Reposted from five years ago.
A 2015 worldwide human study Hunger promotes acquisition of nonfood objects found that people’s current degree of hungriness affected their propensity to acquire nonfood items.
The researchers admitted that they didn’t demonstrate cause and effect with the five experiments they performed, although the findings had merit. News articles poked good-natured fun at the findings with headlines such as “Why Hungry People Want More Binder Clips.”
The research caught my eye with these statements:
“Hunger’s influence extends beyond food consumption to the acquisition of nonfood items that cannot satisfy the underlying need.
The concept of the quotes relates to a principle of Dr. Arthur Janov’s Primal Therapy – symbolic satisfaction of needs. Two fundamentals of Primal Therapy:
- The physiological impacts of our early unmet needs drive our behavior, thoughts, and feelings.
- The painful impacts of our unfulfilled needs impel us to be constantly vigilant for some way to fulfill them.
Corollary principles of Primal Therapy:
- Our present efforts to fulfill our early unmet needs will seldom be satisfying. It’s too late.
- We acquire substitutes now for what we really needed back then.
- Acquiring these symbols of our early unmet needs may – at best – temporarily satisfy derivative needs.
But the symbolic satisfaction of derived needs – the symptoms – never resolves the impacts of early unfulfilled needs – the motivating causes:
- We repeat the acquisition behavior, and get caught in a circle of acting out our feelings and impulses driven by these conditions.
- The unconscious act-outs become sources of misery both to us and to the people around us.

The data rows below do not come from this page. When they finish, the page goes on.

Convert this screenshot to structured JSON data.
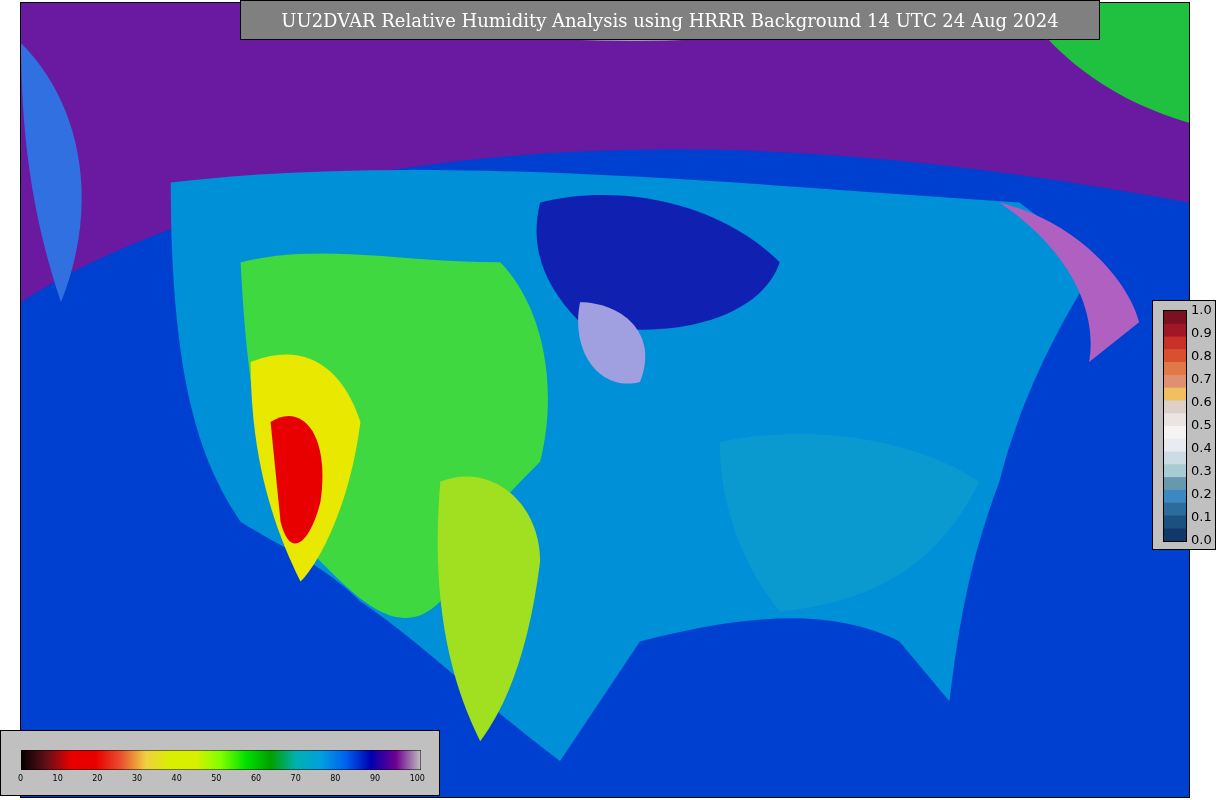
{
  "title": "UU2DVAR Relative Humidity Analysis using HRRR Background 14 UTC 24 Aug 2024",
  "humidity_colorbar": {
    "ticks": [
      "0",
      "10",
      "20",
      "30",
      "40",
      "50",
      "60",
      "70",
      "80",
      "90",
      "100"
    ]
  },
  "ratio_colorbar": {
    "ticks": [
      "1.0",
      "0.9",
      "0.8",
      "0.7",
      "0.6",
      "0.5",
      "0.4",
      "0.3",
      "0.2",
      "0.1",
      "0.0"
    ]
  }
}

As this study’s findings showed, there’s every reason for us to want researchers to provide a factual blueprint of causes for our hunger sensation effects, such as “unrelated behaviors that cannot satisfy the motivation.“
Hunger research objectives could include answering:
- What enduring physiological changes occurred as a result of past hunger?
- How do these changes affect the subjects’ present behaviors, thoughts, and feelings?
Hunger research causal evidence for the effect of why people acquire “items that cannot satisfy the underlying need” may include studying where to start the timelines for the impacts of hunger. The impacts potentially go back at least to infancy when we were completely dependent on our caregivers.
Infants can’t get up to go to the refrigerator to satisfy their hunger. All a hungry infant can do is call attention to their need, and feel pain from the deprivation of their need.